Johnny Kaw Plaza
Legendary farmer holds lofty status with landmark presence in City Park
When you’ve got a 25-foot statue dedicated in City Park, you’re a pretty big deal. Such is the tribute to a Midwest legend of these parts, mighty Johnny Kaw. Some say he’s myth; whole lotta tantalizing tales about this formidable farmer, though. His deeds (Kaw spread sunflowers statewide) have grown significantly since early Kansas settlers, passed down among the Kanza Indian tribe, Goodnows and original Manhattan pioneers and through to Flint Hills ranchers.
Exact details on Johnny Kaw’s sizeable feats include piling masses of Grand Canyon excavation from Arizona to create the rising Rockies. The Legend of Johnny Kaw looms large around Manhattan, even named a bar after him in the Aggieville entertainment district. You could say his entourage is ever expanding.
Yep, he roamed these parts with some wild critters, too. Twisted off the tops of funnel clouds leaving only the rain for the fields. He’s depicted with massive scythe, which he used to harvest acres of wheat in single thrashes.
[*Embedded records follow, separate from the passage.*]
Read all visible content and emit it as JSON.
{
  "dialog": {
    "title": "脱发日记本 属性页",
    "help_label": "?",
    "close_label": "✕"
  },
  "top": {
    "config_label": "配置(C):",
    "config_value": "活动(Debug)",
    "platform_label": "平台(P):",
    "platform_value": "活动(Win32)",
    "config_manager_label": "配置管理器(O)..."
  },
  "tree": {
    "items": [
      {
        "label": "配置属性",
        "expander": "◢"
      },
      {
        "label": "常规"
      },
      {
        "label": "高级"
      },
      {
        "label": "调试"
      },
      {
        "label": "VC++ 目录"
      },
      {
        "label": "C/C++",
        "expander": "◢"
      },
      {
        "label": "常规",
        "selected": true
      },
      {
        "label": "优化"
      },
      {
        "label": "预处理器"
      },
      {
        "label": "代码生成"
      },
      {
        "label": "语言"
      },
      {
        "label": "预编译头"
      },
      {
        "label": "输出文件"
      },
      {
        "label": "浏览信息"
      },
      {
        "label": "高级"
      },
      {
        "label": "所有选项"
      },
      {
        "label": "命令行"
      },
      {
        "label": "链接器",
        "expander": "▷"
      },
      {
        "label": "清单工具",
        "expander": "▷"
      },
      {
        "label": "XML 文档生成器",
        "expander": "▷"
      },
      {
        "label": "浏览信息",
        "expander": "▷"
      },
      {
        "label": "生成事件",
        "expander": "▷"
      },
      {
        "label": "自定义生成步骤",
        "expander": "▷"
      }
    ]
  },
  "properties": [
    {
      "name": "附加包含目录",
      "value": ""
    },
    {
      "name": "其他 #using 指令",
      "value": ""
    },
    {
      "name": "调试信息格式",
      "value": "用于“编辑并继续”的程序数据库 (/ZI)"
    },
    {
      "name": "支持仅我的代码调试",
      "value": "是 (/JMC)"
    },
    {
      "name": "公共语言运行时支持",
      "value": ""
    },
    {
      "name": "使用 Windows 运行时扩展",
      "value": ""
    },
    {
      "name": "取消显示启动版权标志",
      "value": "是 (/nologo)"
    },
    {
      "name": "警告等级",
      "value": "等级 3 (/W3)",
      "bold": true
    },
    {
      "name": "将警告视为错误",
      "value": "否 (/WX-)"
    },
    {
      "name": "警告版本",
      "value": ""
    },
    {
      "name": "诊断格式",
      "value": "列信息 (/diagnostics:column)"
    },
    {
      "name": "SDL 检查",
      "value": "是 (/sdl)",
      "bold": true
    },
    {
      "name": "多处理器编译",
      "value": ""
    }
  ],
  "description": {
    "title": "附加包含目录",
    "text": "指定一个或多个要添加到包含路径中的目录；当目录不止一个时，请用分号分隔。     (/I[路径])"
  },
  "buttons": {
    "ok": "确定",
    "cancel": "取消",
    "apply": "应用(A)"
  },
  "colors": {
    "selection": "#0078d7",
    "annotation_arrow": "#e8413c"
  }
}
Heck, Johnny even carved out the Kansas River Valley for farmers ’round here. Johnny’s a true pal.
The statue has had its own spot in City Park ever since 1966. Originally crafted through stories that celebrated Manhattan's centennial celebration of 1955, Kaw's legend morphed into the $7,000 statue at 11th & Poyntz. Community Johnny Kaw Boosters expected the local legend to become a bona fide tourist attraction, and present day Friends of Johnny Kaw have worked to renovate the park area into a plaza-type attraction.